Got that, laypersons? “These quotes are the most objective and knowledgeable viewpoint you’ll get on this matter,” C.J. Nitkowski says, about these un-quoted non-quotes from nameless “players” who all sound exactly like C.J. Nitkowski. Players do not like: Bryce Harper; loafing; youths; quotation marks. Players do like: Jonathan Papelbon; veterans; being C.J. Nitkowski; starting fights over perceived effort.
My personal favorite of the bullet points C.J. Nitkowski attributes to nameless baseball players is the one about how “hustling and continuous work ethic creates champions,” which is intended to grant Papelbon, winner of a World Series ring with the Red Sox in 2007, implicit authority to judge—with extreme prejudice!—the hustle and work ethic of Harper, who has not won any championships. Leaving aside the fact that Harper, leader of the NL in damn near everything worth counting, clearly has not been hindered in any way by his hustle or work ethic in the two months Papelbon has been his teammate ... Papelbon won his ring as a bumper sticker on a Red Sox team whose best player, David Ortiz, was and remains one of the most relaxed baserunners who ever lived. And he’s a designated hitter! Literally the only opportunity David Ortiz has to exert himself for more than a microsecond on a baseball field is when he runs the bases, which he does with the enthusiasm of a teenager ordered to kiss Great Aunt Phyllis. Papelbon himself is a champion not created by hustling and continuous work ethic.
“These are from current and former players who don’t have a bias and come from perspectives closer to the current game than anything else you’ve read,” says Nitkowski. Meaning ... what? These guys know what works? I suppose we’ll see. Who thinks this was the last time Bryce Harper will ever fail to sprint out a dead-on-arrival pop fly? C.J. Nitkowski’s confidantes are silent on that point. Maybe they preferred not to be un-quoted on the matter.
Jesus, man, the strain of these takes. Their mean and meager scaffolding. Just reading them is nerve-wracking, like watching a drunk try to tightrope-walk the second-deck railing at a baseball game. It’s a terrible idea, but damn if you don’t find yourself hoping he makes it down okay.

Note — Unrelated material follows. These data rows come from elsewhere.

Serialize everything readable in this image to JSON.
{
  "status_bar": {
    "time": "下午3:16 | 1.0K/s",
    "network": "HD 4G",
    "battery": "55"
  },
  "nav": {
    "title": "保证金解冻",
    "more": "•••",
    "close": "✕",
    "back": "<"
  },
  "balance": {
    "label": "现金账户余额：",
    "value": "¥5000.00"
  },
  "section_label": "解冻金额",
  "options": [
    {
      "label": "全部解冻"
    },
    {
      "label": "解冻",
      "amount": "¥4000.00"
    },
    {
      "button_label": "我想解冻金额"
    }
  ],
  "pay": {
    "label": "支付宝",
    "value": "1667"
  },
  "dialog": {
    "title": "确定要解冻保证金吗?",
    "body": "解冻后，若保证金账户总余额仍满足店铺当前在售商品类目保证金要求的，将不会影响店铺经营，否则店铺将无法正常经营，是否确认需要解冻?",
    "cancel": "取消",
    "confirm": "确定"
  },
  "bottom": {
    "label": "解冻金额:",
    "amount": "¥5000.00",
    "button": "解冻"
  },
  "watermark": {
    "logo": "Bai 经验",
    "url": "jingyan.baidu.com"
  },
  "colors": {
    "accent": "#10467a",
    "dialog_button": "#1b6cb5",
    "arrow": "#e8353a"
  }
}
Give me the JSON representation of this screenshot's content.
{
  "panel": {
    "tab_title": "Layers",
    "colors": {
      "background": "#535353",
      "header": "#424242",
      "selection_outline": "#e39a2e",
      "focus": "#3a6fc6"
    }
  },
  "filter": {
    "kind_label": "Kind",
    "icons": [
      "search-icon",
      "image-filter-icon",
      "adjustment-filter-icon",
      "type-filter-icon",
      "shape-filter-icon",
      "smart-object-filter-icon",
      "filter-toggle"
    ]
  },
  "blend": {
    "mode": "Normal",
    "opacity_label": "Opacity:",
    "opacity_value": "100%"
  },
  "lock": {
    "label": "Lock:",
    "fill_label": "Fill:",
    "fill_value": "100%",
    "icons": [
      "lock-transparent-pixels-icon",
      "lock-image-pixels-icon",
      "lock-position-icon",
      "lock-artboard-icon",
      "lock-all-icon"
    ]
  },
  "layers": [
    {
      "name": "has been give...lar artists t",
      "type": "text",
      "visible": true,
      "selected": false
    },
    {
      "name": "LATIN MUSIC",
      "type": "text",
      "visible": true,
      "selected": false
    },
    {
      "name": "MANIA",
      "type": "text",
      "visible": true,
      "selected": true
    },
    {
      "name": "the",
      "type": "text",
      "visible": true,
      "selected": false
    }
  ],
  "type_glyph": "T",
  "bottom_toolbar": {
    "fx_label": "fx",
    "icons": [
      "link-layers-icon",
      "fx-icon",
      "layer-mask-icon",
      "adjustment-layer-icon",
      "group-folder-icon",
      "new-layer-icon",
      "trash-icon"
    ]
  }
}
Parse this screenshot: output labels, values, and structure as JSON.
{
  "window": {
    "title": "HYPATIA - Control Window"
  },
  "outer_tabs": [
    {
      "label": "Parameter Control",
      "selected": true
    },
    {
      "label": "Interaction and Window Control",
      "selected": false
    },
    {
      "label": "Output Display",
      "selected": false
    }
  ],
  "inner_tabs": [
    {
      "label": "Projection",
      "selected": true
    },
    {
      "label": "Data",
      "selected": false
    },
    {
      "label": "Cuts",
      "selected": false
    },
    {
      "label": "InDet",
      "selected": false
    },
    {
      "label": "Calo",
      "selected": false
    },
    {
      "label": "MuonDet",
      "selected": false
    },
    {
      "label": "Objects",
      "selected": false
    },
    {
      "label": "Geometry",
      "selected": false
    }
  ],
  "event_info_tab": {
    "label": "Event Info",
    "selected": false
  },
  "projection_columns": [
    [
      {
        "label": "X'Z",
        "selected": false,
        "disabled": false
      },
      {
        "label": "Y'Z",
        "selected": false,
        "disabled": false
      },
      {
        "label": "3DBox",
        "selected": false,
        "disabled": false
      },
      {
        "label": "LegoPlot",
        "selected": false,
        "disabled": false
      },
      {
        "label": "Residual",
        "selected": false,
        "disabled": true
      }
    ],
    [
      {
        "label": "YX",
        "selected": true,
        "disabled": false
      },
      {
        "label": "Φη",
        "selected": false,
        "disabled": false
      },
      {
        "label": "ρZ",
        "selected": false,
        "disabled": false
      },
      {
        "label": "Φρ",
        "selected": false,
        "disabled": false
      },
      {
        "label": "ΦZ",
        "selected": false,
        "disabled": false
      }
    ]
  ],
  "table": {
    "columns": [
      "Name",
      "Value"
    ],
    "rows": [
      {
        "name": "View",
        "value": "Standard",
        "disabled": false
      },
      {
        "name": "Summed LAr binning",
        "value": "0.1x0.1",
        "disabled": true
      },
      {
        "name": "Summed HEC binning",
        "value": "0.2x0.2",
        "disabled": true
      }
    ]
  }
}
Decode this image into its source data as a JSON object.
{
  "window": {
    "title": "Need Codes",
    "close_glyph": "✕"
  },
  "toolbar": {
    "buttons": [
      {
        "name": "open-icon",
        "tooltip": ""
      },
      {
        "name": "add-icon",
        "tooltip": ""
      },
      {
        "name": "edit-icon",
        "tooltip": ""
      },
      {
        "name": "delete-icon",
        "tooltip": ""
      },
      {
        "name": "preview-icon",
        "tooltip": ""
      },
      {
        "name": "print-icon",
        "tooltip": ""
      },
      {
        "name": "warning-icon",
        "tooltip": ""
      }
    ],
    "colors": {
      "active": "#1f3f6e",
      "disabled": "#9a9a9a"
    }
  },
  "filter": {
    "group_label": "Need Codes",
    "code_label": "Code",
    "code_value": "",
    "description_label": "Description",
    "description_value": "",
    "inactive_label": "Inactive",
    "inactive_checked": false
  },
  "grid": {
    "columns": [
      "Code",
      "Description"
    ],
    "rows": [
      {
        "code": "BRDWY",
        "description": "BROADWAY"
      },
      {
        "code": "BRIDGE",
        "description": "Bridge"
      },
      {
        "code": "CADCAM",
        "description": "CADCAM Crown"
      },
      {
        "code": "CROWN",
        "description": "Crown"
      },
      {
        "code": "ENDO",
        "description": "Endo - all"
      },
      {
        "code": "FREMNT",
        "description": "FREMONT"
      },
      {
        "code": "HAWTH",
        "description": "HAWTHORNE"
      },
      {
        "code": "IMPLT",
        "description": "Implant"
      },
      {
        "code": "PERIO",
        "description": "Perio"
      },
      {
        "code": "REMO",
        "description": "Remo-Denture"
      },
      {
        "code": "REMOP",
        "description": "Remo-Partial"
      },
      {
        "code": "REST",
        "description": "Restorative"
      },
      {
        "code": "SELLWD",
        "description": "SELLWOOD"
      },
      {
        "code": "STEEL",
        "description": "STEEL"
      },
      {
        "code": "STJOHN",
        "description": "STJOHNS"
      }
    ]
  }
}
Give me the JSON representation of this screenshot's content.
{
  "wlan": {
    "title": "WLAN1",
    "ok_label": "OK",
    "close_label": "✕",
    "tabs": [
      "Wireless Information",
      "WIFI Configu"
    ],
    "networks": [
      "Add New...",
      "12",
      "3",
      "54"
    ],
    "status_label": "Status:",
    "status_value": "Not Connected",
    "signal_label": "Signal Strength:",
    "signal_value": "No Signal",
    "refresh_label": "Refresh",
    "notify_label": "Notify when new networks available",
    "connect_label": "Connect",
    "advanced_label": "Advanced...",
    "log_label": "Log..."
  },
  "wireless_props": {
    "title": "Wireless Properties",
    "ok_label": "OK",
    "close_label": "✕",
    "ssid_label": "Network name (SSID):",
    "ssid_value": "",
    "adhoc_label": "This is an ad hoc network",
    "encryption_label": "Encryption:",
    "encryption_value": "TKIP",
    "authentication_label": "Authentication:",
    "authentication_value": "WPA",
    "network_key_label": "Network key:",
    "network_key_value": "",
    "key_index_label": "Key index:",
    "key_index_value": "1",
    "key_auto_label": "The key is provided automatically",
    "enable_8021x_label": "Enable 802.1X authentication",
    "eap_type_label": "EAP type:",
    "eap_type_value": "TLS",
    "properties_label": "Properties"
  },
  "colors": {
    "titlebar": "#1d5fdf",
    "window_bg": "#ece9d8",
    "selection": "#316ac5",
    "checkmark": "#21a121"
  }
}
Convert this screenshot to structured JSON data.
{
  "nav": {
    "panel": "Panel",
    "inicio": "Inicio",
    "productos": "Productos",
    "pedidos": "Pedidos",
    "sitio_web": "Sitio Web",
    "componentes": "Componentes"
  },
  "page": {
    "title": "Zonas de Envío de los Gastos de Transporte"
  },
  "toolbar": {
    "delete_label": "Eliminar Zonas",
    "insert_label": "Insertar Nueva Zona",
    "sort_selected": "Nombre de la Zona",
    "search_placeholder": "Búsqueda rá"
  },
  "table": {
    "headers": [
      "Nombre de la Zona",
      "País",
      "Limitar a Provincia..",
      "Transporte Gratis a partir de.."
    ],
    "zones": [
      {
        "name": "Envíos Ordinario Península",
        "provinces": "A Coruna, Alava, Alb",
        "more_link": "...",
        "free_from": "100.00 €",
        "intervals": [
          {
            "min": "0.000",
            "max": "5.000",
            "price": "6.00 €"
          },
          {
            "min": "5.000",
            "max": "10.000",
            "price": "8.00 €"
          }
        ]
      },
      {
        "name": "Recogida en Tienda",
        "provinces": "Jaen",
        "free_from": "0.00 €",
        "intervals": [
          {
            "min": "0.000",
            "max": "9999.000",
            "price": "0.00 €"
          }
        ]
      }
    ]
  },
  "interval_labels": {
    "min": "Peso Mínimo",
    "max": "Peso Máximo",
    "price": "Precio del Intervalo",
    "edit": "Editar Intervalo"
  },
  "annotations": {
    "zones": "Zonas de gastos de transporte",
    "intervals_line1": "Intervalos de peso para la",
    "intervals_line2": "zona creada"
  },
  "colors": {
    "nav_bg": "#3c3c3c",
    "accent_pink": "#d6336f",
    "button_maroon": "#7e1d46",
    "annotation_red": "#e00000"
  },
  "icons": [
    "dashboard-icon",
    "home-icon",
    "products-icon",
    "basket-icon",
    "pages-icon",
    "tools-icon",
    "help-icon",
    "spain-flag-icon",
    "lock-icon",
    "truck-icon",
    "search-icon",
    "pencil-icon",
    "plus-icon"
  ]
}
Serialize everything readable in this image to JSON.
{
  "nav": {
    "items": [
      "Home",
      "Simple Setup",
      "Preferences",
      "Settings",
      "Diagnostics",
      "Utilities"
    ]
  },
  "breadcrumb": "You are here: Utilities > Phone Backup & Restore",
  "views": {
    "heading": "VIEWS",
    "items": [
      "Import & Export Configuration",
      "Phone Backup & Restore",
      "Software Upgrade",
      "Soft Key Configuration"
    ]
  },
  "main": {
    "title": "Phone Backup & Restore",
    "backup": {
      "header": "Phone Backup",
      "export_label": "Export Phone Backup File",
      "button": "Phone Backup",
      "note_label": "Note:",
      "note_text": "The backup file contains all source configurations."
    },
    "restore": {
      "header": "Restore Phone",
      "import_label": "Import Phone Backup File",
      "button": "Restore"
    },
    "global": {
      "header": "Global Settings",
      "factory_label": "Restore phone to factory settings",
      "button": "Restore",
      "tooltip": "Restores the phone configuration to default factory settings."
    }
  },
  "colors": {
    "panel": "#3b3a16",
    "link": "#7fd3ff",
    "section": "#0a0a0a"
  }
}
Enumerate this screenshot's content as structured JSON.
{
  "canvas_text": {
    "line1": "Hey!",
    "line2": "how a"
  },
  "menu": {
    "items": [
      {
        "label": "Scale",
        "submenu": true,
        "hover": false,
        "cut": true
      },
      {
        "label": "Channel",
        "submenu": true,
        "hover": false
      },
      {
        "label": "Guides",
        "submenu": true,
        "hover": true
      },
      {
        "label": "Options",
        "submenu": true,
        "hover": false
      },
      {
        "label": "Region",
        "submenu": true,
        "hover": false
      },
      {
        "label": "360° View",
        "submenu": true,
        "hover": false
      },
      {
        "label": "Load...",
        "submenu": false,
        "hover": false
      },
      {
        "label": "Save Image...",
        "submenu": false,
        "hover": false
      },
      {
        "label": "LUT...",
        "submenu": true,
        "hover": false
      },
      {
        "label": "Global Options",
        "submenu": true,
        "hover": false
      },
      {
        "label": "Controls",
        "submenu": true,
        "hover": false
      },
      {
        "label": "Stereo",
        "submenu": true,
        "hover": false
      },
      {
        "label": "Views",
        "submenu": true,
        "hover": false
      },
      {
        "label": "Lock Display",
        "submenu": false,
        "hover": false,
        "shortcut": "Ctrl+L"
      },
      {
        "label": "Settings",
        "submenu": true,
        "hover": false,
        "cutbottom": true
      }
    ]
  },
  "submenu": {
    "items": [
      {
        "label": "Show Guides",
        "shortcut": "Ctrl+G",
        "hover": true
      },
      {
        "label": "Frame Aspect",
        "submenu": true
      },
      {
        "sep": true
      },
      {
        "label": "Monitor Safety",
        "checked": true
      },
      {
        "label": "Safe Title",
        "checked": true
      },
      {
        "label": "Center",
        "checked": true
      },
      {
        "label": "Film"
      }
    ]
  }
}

And you can imagine how Neyer and Nitkowski—tasked with carrying Fox’s contrarian banner along that narrow, precarious length—might have found something to defend in an angry old fart who couldn’t stand the sight of an easy, unencumbered stroll.
Photo via AP